Archive for Rated R

PC046: Secret Life

Show Notes

Rated R. Contains an office which in turn contains despair which in turn contains hope.


Secret Life

by Jeff VanderMeer

A vision of the building from on high: five glittering floors surrounded by a dull concrete parking lot. To the west lay a forest. To the east, the glint of a shopping mall, substantial as a mirage. To the north, highways and fast food restaurants. To the south, a perpetual gloom through which could be seen only more shadow.
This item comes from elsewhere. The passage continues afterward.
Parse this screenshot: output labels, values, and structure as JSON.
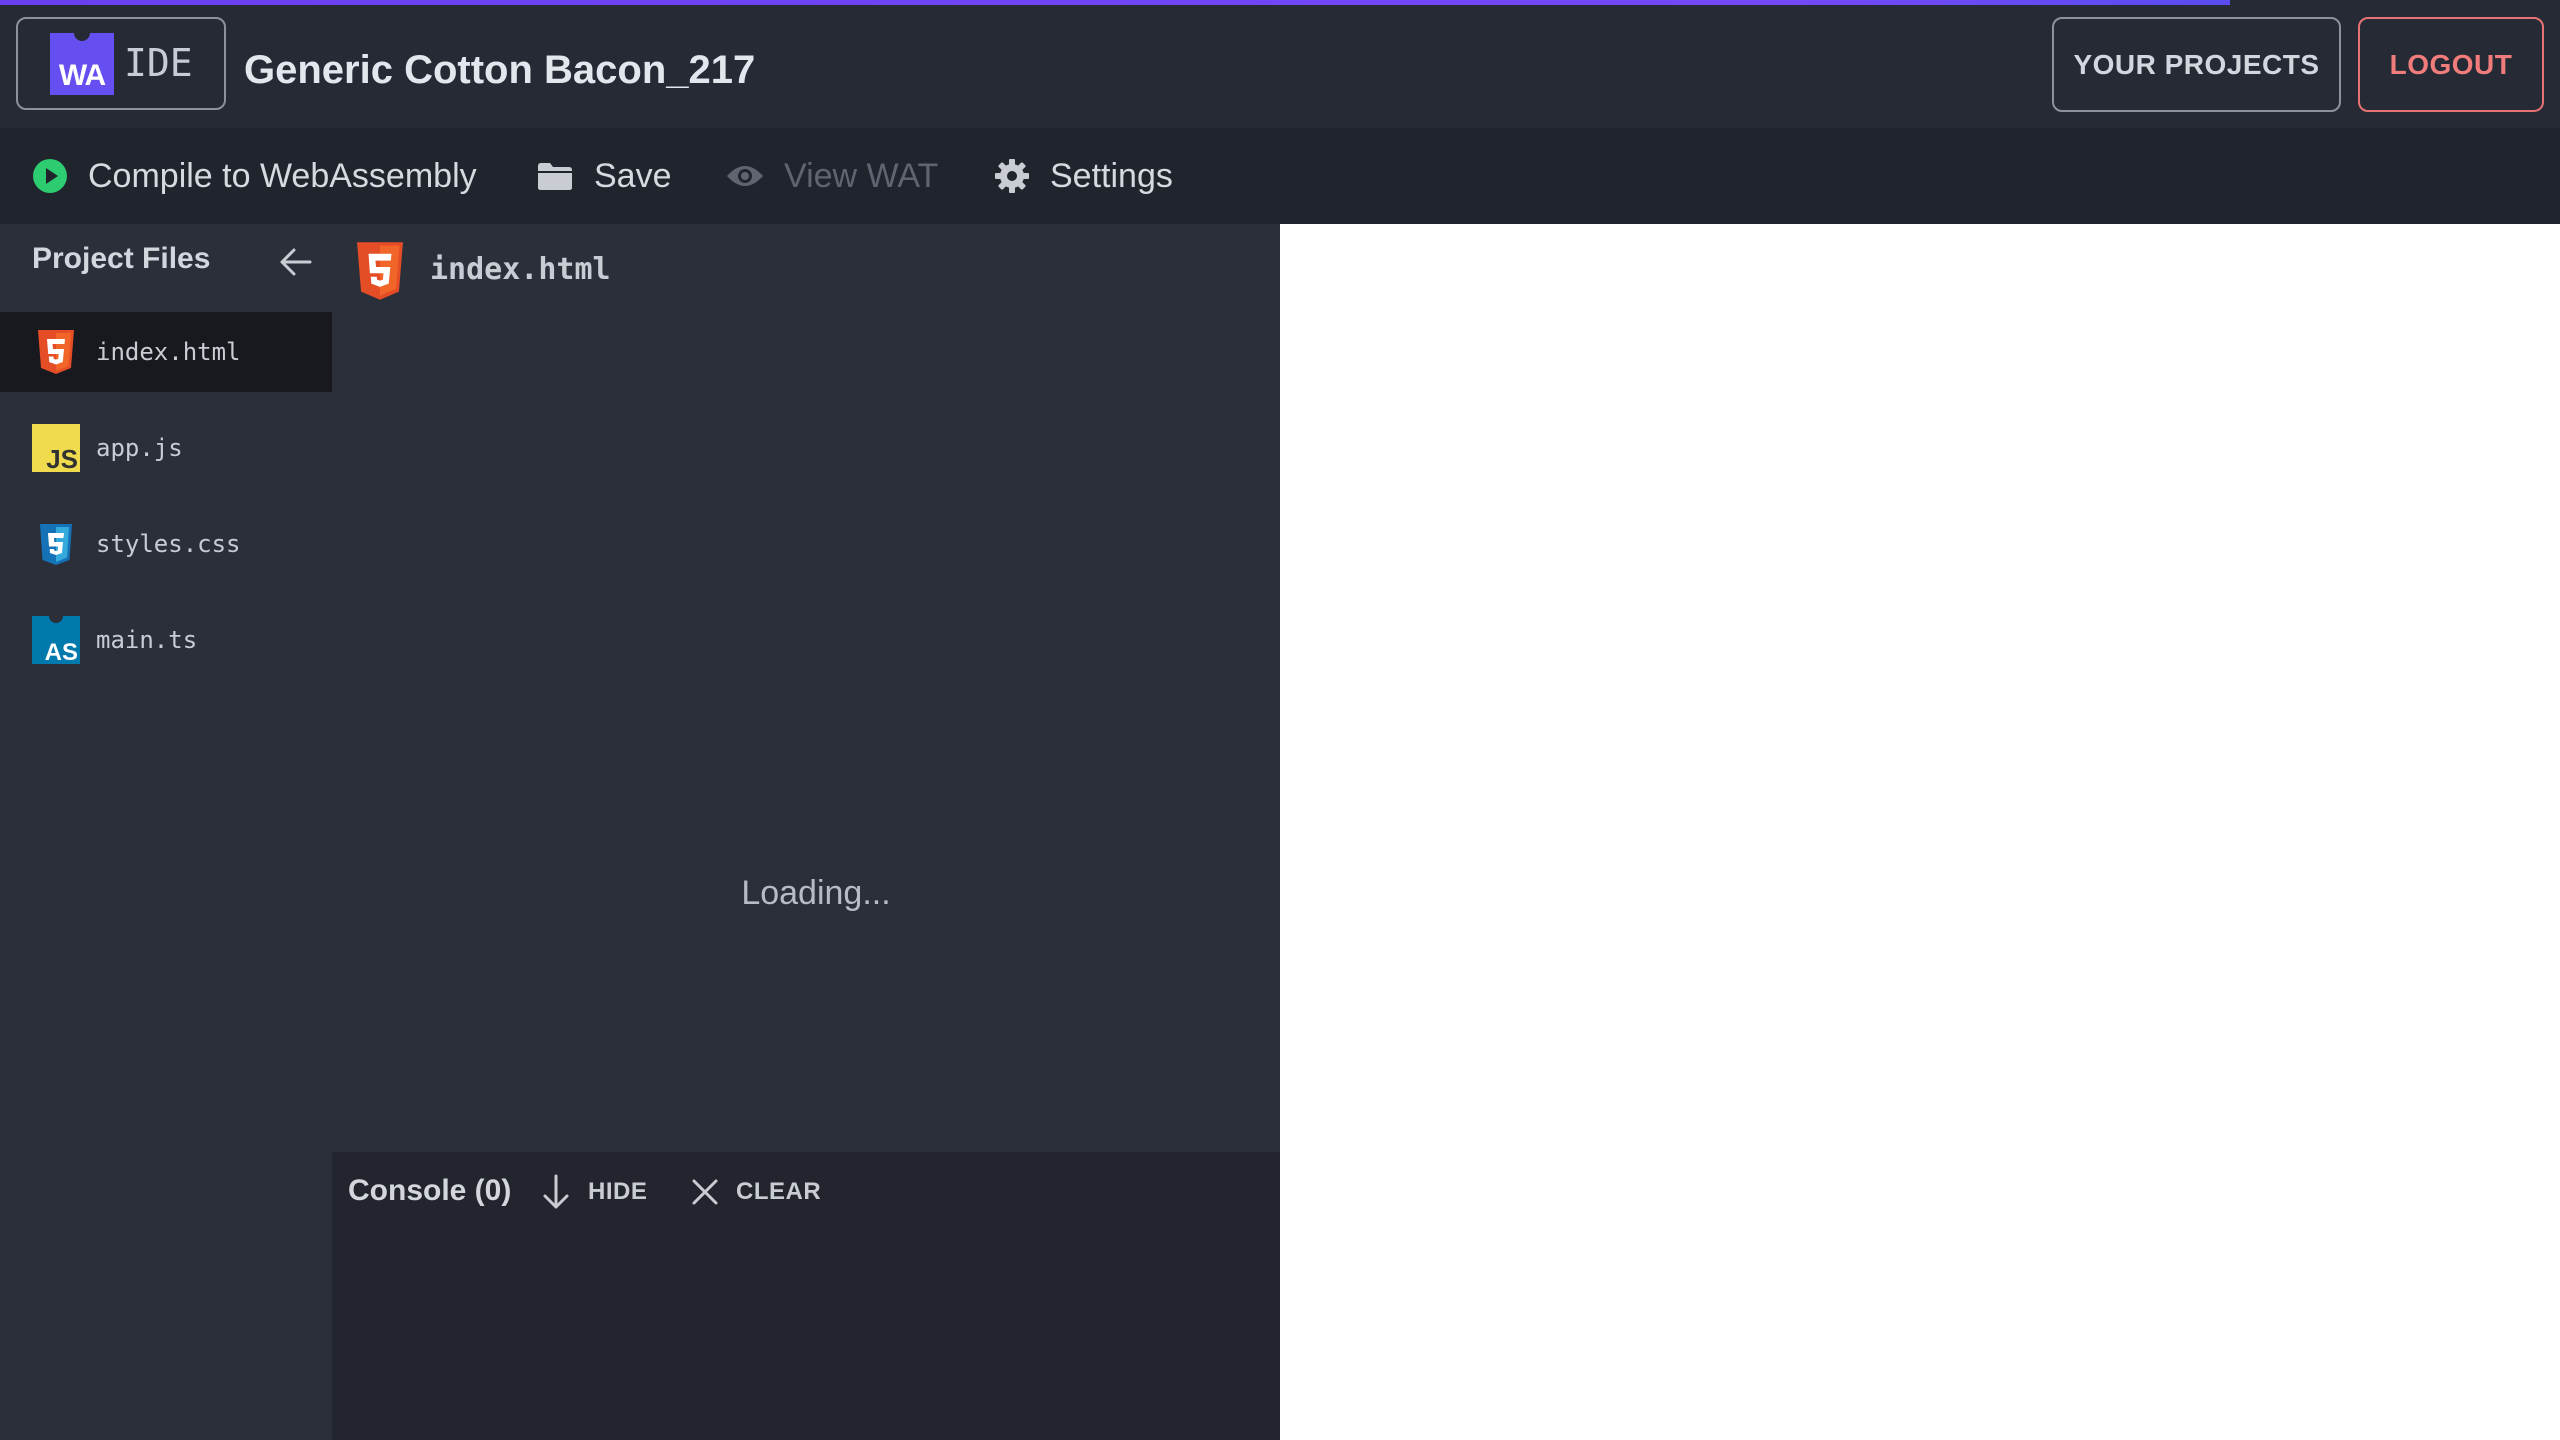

The building housed hundreds of people. They worked day and night, as relentless and constant as the seasons. The first four stories lay open to all, but no one could visit the fifth floor without a special key. Few had ever seen the roof.
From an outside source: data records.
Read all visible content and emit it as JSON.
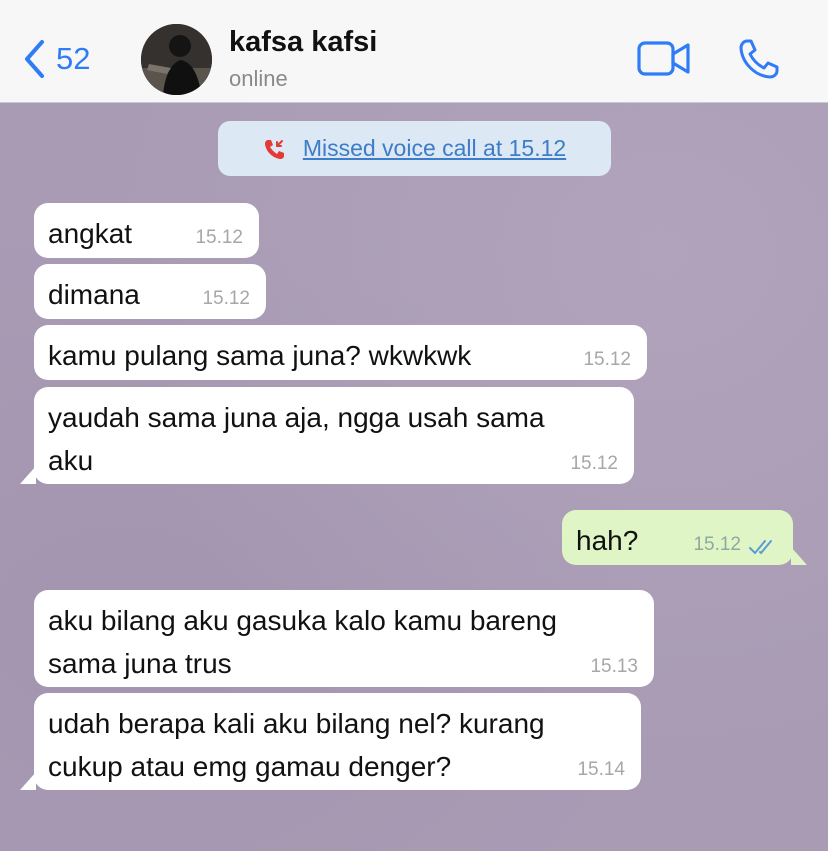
{
  "header": {
    "back_count": "52",
    "contact_name": "kafsa kafsi",
    "status": "online"
  },
  "icons": {
    "back": "chevron-left-icon",
    "video": "video-camera-icon",
    "call": "phone-icon",
    "missed_call": "missed-call-icon",
    "read": "double-check-icon"
  },
  "colors": {
    "accent": "#2f7cf6",
    "missed": "#e53935",
    "outgoing_bubble": "#dff5c5",
    "incoming_bubble": "#ffffff"
  },
  "system_message": "Missed voice call at 15.12",
  "messages": [
    {
      "direction": "in",
      "text": "angkat",
      "time": "15.12"
    },
    {
      "direction": "in",
      "text": "dimana",
      "time": "15.12"
    },
    {
      "direction": "in",
      "text": "kamu pulang sama juna? wkwkwk",
      "time": "15.12"
    },
    {
      "direction": "in",
      "text_line1": "yaudah sama juna aja, ngga usah sama",
      "text_line2": "aku",
      "time": "15.12"
    },
    {
      "direction": "out",
      "text": "hah?",
      "time": "15.12",
      "status": "read"
    },
    {
      "direction": "in",
      "text_line1": "aku bilang aku gasuka kalo kamu bareng",
      "text_line2": "sama juna trus",
      "time": "15.13"
    },
    {
      "direction": "in",
      "text_line1": "udah berapa kali aku bilang nel? kurang",
      "text_line2": "cukup atau emg gamau denger?",
      "time": "15.14"
    }
  ]
}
The stairs were used for emergencies only. Some of the elevators clanked and groaned. Some of the elevators, quiet and smooth as ghosts, rose and fell with limitless grace.

Most inhabitants of the building, even the janitors in the basement, it was rumored, preferred the noisy elevators. When the quiet elevators reached the first floor, a scream could sometimes be heard, as of an animal trapped and then crushed beneath their feet. The screams might continue for several minutes. No one knew what kind of animal it was, or how it came to be trapped there.

PC043: Sweet, Savage Sorcerer

Show Notes

Rated R. Contains sexual innuendos, and a word classified as swear.


Sweet, Savage Sorcerer

by Esther Friesner

Arrows whizzed past her as Narielle drummed slender heels into the heaving sides of her faithful unicorn, Thunderwind. Her bosom rose and fell in perfect cadence with the noble steed’s movements as the Black Tower of Burning Doom thrust its massive structure into view. Behind her, the sun was setting in a fiery ball, quenching its flames slowly, achingly, in the moist depths of the Lesser Sea of Northern Alraziah-le-Fethynauri’in-ebu-Korfiamminettash.

Bitterly, Narielle reflected that if her father’s men had not stopped to ask directions to the sea, they would never have been caught with their lances down by Lord Eyargh’s mercenaries.

PC042: De La Tierra

Show Notes

Rated R. An LA thriller. With elves.


De La Tierra

by Emma Bull

She was out on the patio by the pool, stretched in a lounge chair. From there a person could see a corner of the Marmont bungalow where Belushi had overdosed. He was pretty sure she knew that; they liked things like celebrity death spots.

Some of them almost anyone could recognize–if almost anyone knew to look for them. They’re always perfect, of their kind. That’s why so many of them like L.A., where everybody gets extra credit for looking perfect. Try going unnoticed in Ames, Iowa, looking like that.

She had wavy golden hair to her shoulders, and each strand sparkled when the breeze shifted it. She wore a blue silk halter top, and little white shorts that showed how long and tan her legs were. She could’ve been one of those teen-star actresses pretending to be a Forties pin-up, except that she was too convincing. She sipped at a mojito without getting any lipstick on the glass.

For fun, he jabbed his molar with his tongue to see if Biblio could tell him anything about her–name, age, rank. Nada, y nada mas. None of them were ever in the database. Didn’t hurt to try, though.

“Your disposal record is remarkable,” she said, with no preface.

“I do my job.”

PC040: Hell Is the Absence of God – PodCastle Giant

Show Notes

Rated R. Contemplates existential issues.


Hell Is the Absence of God

by Ted Chiang

It was an unexceptional visitation, smaller in magnitude than most but no different in kind, bringing blessings to some and disaster to others. In this instance the angel was Nathanael, making an appearance in a downtown shopping district. Four miracle cures were effected: the elimination of carcinomas in two individuals, the regeneration of the spinal cord in a paraplegic, and the restoration of sight to a recently blinded person. There were also two miracles that were not cures: a delivery van, whose driver had fainted at the sight of the angel, was halted before it could overrun a busy sidewalk; another man was caught in a shaft of Heaven’s light when the angel departed, erasing his eyes but ensuring his devotion.

Neil’s wife Sarah Fisk had been one of the eight casualties. She was hit by flying glass when the angel’s billowing curtain of flame shattered the storefront window of the café in which she was eating. She bled to death within minutes, and the other customers in the café — none of whom suffered even superficial injuries — could do nothing but listen to her cries of pain and fear, and eventually witness her soul’s ascension toward Heaven.

Nathanael hadn’t delivered any specific message; the angel’s parting words, which had boomed out across the entire visitation site, were the typical Behold the power of the Lord. Of the eight casualties that day, three souls were accepted into Heaven and five were not, a closer ratio than the average for deaths by all causes. Sixty-two people received medical treatment for injuries ranging from slight concussions to ruptured eardrums to burns requiring skin grafts. Total property damage was estimated at $8.1 million, all of it excluded by private insurance companies due to the cause. Scores of people became devout worshipers in the wake of the visitation, either out of gratitude or terror.

Alas, Neil Fisk was not one of them.